“The biggest thing was that the freezing level rose right up past the mountaintop,” said Heidi Walsh, Metro Vancouver's director of watershed and environmental management. “Our snowpack took a hit.”
While reservoirs are now full, the region could “potentially run into trouble” if there isn’t enough spring rainfall and not enough snowpack to back it up, said Walsh.
“It’s essentially mirroring the freshet, but in January,” said Castellan. “The numbers are not good.”
Low snowpack raises spectre of extended drought
In B.C.’s Interior, forecasts for the Okanagan and Nicola Lake near Merritt show “extremely low” seasonal runoff, a sign of “elevated seasonal drought hazards,” the forecast centre warned.
One of the worst-hit areas of the province is on Vancouver Island, where snow levels have plummeted to 30 per cent of normal. The lack of snow has echoed across multiple industries. In recent weeks, the ski resort at Mount Washington was forced to close due to a lack of snow.
Stephen Watson, a spokesperson for BC Hydro on Vancouver Island, said the utility just recorded a massive inflow of water into its reservoirs.
“We just came through one of the largest sets of storms on record last week,” he said. “It was one of the highest inflows we’ve ever seen in Campbell River.”
Watson said that while snowpack is down, the BC Hydro reservoirs on the island are full, and “we’re starting from a good place” ahead of the summer season.
With up to three months left in the snow season, conditions could still change, but “current trends in low snowpack are expected to persist,” warned the B.C. River Forecast Centre.
For Aaron Hill, executive director of Watershed Watch Salmon Society, the latest snow deficit is “really serious,” and requires more proactive and aggressive drought planning from the government, especially on Vancouver Island.
He’s worried about young salmon getting enough water to reach the ocean this spring, and for the adults to swim back to their home rivers to spawn.
“It shows the unprecedented drought we had last summer never really ended,” said Hill. “There’s a lot of potential for [a] severe water shortage.”

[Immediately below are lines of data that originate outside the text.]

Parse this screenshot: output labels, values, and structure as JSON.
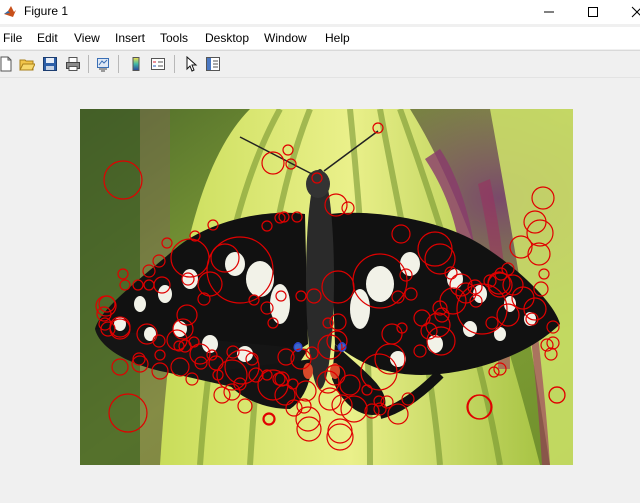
{
  "window": {
    "title": "Figure 1"
  },
  "menu": [
    "File",
    "Edit",
    "View",
    "Insert",
    "Tools",
    "Desktop",
    "Window",
    "Help"
  ],
  "toolbar": {
    "icons": [
      "new-figure-icon",
      "open-file-icon",
      "save-icon",
      "print-icon",
      "link-plot-icon",
      "insert-colorbar-icon",
      "insert-legend-icon",
      "edit-plot-icon",
      "property-inspector-icon"
    ]
  },
  "colors": {
    "marker_red": "#e00000",
    "marker_blue": "#2a3fd0"
  },
  "figure": {
    "image_subject": "swallowtail butterfly on green-yellow striped leaf",
    "marker_shape": "circle"
  }
}
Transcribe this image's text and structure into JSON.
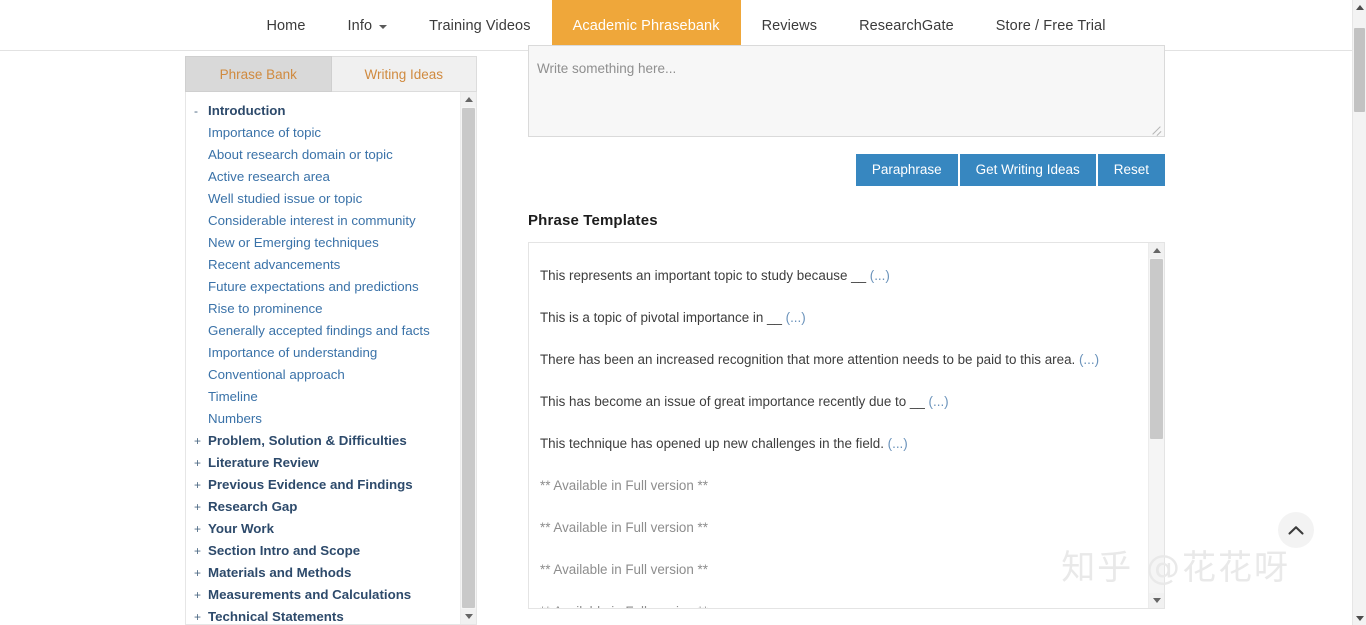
{
  "topnav": {
    "items": [
      {
        "label": "Home",
        "active": false,
        "caret": false
      },
      {
        "label": "Info",
        "active": false,
        "caret": true
      },
      {
        "label": "Training Videos",
        "active": false,
        "caret": false
      },
      {
        "label": "Academic Phrasebank",
        "active": true,
        "caret": false
      },
      {
        "label": "Reviews",
        "active": false,
        "caret": false
      },
      {
        "label": "ResearchGate",
        "active": false,
        "caret": false
      },
      {
        "label": "Store / Free Trial",
        "active": false,
        "caret": false
      }
    ],
    "active_color": "#efa73a"
  },
  "sidebar": {
    "tabs": [
      {
        "label": "Phrase Bank",
        "active": true
      },
      {
        "label": "Writing Ideas",
        "active": false
      }
    ],
    "tree": [
      {
        "marker": "-",
        "label": "Introduction",
        "type": "parent"
      },
      {
        "marker": "",
        "label": "Importance of topic",
        "type": "child"
      },
      {
        "marker": "",
        "label": "About research domain or topic",
        "type": "child"
      },
      {
        "marker": "",
        "label": "Active research area",
        "type": "child"
      },
      {
        "marker": "",
        "label": "Well studied issue or topic",
        "type": "child"
      },
      {
        "marker": "",
        "label": "Considerable interest in community",
        "type": "child"
      },
      {
        "marker": "",
        "label": "New or Emerging techniques",
        "type": "child"
      },
      {
        "marker": "",
        "label": "Recent advancements",
        "type": "child"
      },
      {
        "marker": "",
        "label": "Future expectations and predictions",
        "type": "child"
      },
      {
        "marker": "",
        "label": "Rise to prominence",
        "type": "child"
      },
      {
        "marker": "",
        "label": "Generally accepted findings and facts",
        "type": "child"
      },
      {
        "marker": "",
        "label": "Importance of understanding",
        "type": "child"
      },
      {
        "marker": "",
        "label": "Conventional approach",
        "type": "child"
      },
      {
        "marker": "",
        "label": "Timeline",
        "type": "child"
      },
      {
        "marker": "",
        "label": "Numbers",
        "type": "child"
      },
      {
        "marker": "+",
        "label": "Problem, Solution & Difficulties",
        "type": "parent"
      },
      {
        "marker": "+",
        "label": "Literature Review",
        "type": "parent"
      },
      {
        "marker": "+",
        "label": "Previous Evidence and Findings",
        "type": "parent"
      },
      {
        "marker": "+",
        "label": "Research Gap",
        "type": "parent"
      },
      {
        "marker": "+",
        "label": "Your Work",
        "type": "parent"
      },
      {
        "marker": "+",
        "label": "Section Intro and Scope",
        "type": "parent"
      },
      {
        "marker": "+",
        "label": "Materials and Methods",
        "type": "parent"
      },
      {
        "marker": "+",
        "label": "Measurements and Calculations",
        "type": "parent"
      },
      {
        "marker": "+",
        "label": "Technical Statements",
        "type": "parent"
      }
    ]
  },
  "composer": {
    "placeholder": "Write something here...",
    "value": ""
  },
  "actions": {
    "paraphrase": "Paraphrase",
    "get_writing_ideas": "Get Writing Ideas",
    "reset": "Reset",
    "button_color": "#3787c0"
  },
  "templates": {
    "title": "Phrase Templates",
    "items": [
      {
        "text": "This represents an important topic to study because __",
        "ellipsis": "(...)",
        "locked": false
      },
      {
        "text": "This is a topic of pivotal importance in __",
        "ellipsis": "(...)",
        "locked": false
      },
      {
        "text": "There has been an increased recognition that more attention needs to be paid to this area.",
        "ellipsis": "(...)",
        "locked": false
      },
      {
        "text": "This has become an issue of great importance recently due to __",
        "ellipsis": "(...)",
        "locked": false
      },
      {
        "text": "This technique has opened up new challenges in the field.",
        "ellipsis": "(...)",
        "locked": false
      },
      {
        "text": "** Available in Full version **",
        "ellipsis": "",
        "locked": true
      },
      {
        "text": "** Available in Full version **",
        "ellipsis": "",
        "locked": true
      },
      {
        "text": "** Available in Full version **",
        "ellipsis": "",
        "locked": true
      },
      {
        "text": "** Available in Full version **",
        "ellipsis": "",
        "locked": true
      }
    ]
  },
  "watermark": {
    "text": "知乎 @花花呀"
  }
}
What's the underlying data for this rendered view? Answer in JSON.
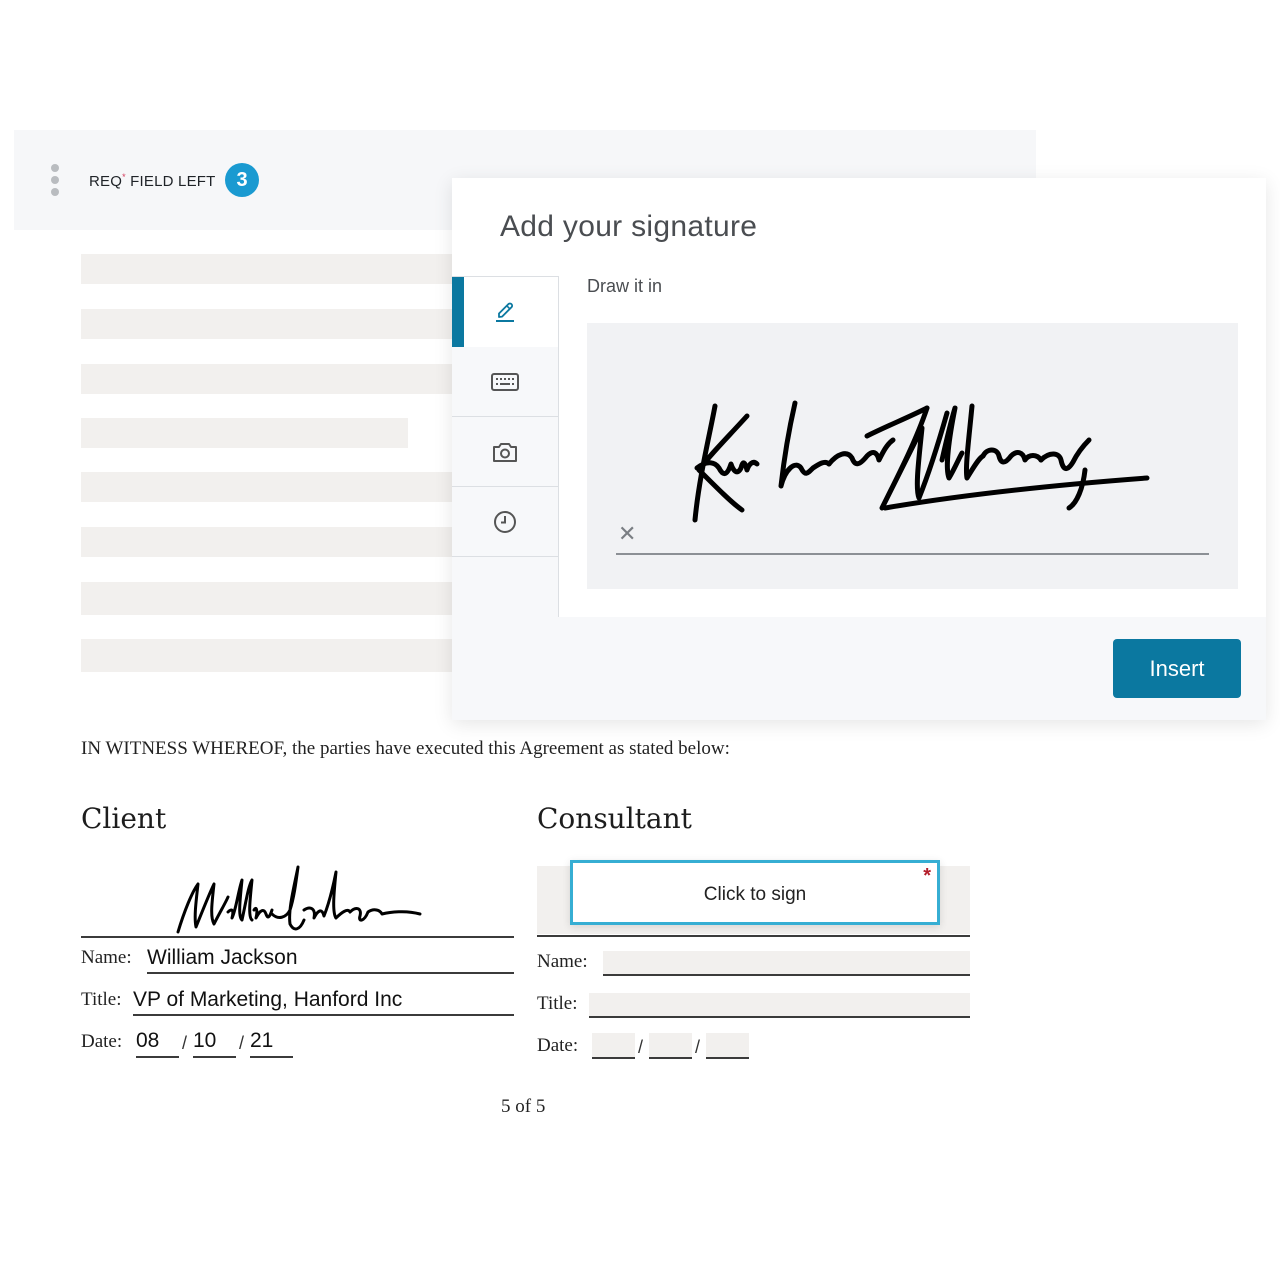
{
  "toolbar": {
    "menu_icon": "kebab-vertical-icon",
    "req_label": "REQ",
    "req_marker": "*",
    "req_suffix": " FIELD LEFT",
    "req_count": "3"
  },
  "document": {
    "placeholder_lines": 8,
    "witness_text": "IN WITNESS WHEREOF, the parties have executed this Agreement as stated below:",
    "client": {
      "heading": "Client",
      "signature": "William Jackson",
      "name_label": "Name:",
      "name_value": "William Jackson",
      "title_label": "Title:",
      "title_value": "VP of Marketing, Hanford Inc",
      "date_label": "Date:",
      "date_month": "08",
      "date_day": "10",
      "date_year": "21",
      "date_sep": "/"
    },
    "consultant": {
      "heading": "Consultant",
      "sign_button": "Click to sign",
      "required_marker": "*",
      "name_label": "Name:",
      "title_label": "Title:",
      "date_label": "Date:",
      "date_sep": "/"
    },
    "page_indicator": "5 of 5"
  },
  "modal": {
    "title": "Add your signature",
    "tabs": [
      {
        "name": "draw",
        "icon": "pencil-icon",
        "active": true
      },
      {
        "name": "type",
        "icon": "keyboard-icon",
        "active": false
      },
      {
        "name": "upload",
        "icon": "camera-icon",
        "active": false
      },
      {
        "name": "recent",
        "icon": "clock-icon",
        "active": false
      }
    ],
    "draw_label": "Draw it in",
    "drawn_signature": "Kimberly Williams",
    "clear_icon": "close-icon",
    "insert_label": "Insert"
  },
  "colors": {
    "accent": "#0b78a0",
    "badge": "#1a9ad1",
    "sign_border": "#36aed3",
    "required": "#b41e2a"
  }
}
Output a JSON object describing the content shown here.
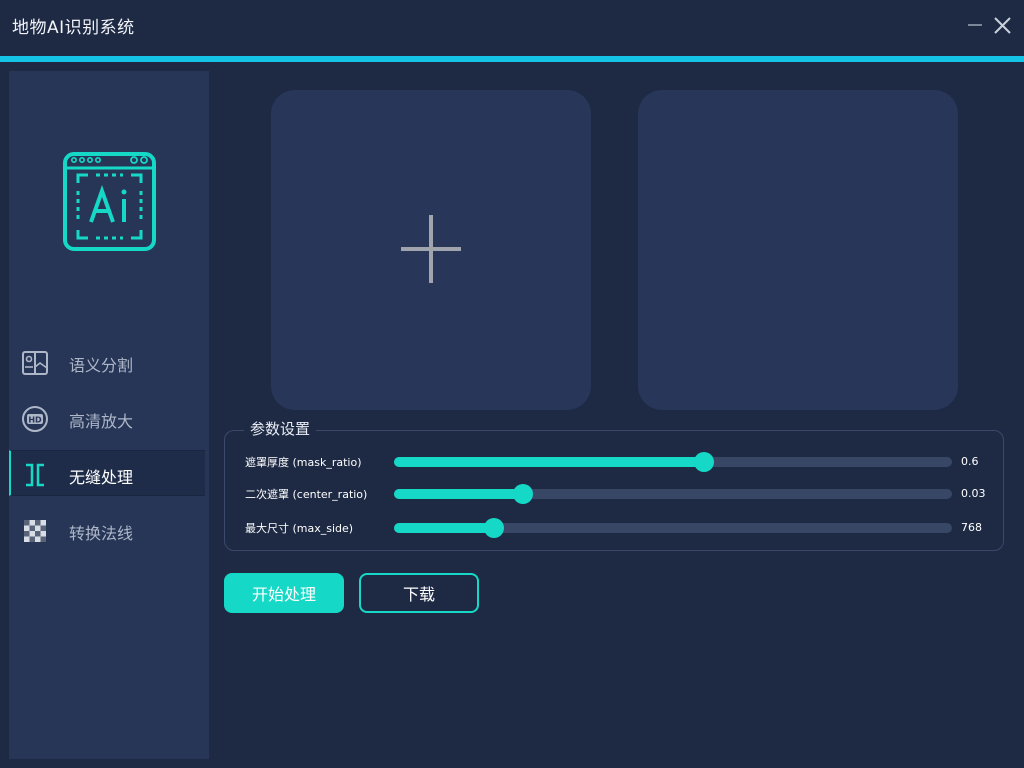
{
  "window": {
    "title": "地物AI识别系统",
    "minimize_icon": "minimize-icon",
    "close_icon": "close-icon"
  },
  "colors": {
    "background": "#1e2a44",
    "sidebar": "#273657",
    "accent_line": "#15c3e6",
    "accent": "#15d9c6",
    "panel": "#28365a"
  },
  "sidebar": {
    "logo_icon": "ai-logo-icon",
    "items": [
      {
        "label": "语义分割",
        "icon": "image-segment-icon",
        "active": false
      },
      {
        "label": "高清放大",
        "icon": "hd-icon",
        "active": false
      },
      {
        "label": "无缝处理",
        "icon": "seamless-icon",
        "active": true
      },
      {
        "label": "转换法线",
        "icon": "checkerboard-icon",
        "active": false
      }
    ]
  },
  "panels": {
    "input_icon": "plus-icon"
  },
  "params": {
    "title": "参数设置",
    "sliders": [
      {
        "label": "遮罩厚度 (mask_ratio)",
        "value": "0.6",
        "fraction": 0.555
      },
      {
        "label": "二次遮罩 (center_ratio)",
        "value": "0.03",
        "fraction": 0.232
      },
      {
        "label": "最大尺寸 (max_side)",
        "value": "768",
        "fraction": 0.179
      }
    ]
  },
  "actions": {
    "start_label": "开始处理",
    "download_label": "下载"
  }
}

Every day, that potential is growing. Boyd said the seven- to 10-day forecast shows little sign of moisture. And with the snow season already about two-thirds over, the odds of getting back to a normal snowpack are pretty low, said the hydrologist.
“There still is time, but time is running out,” he said.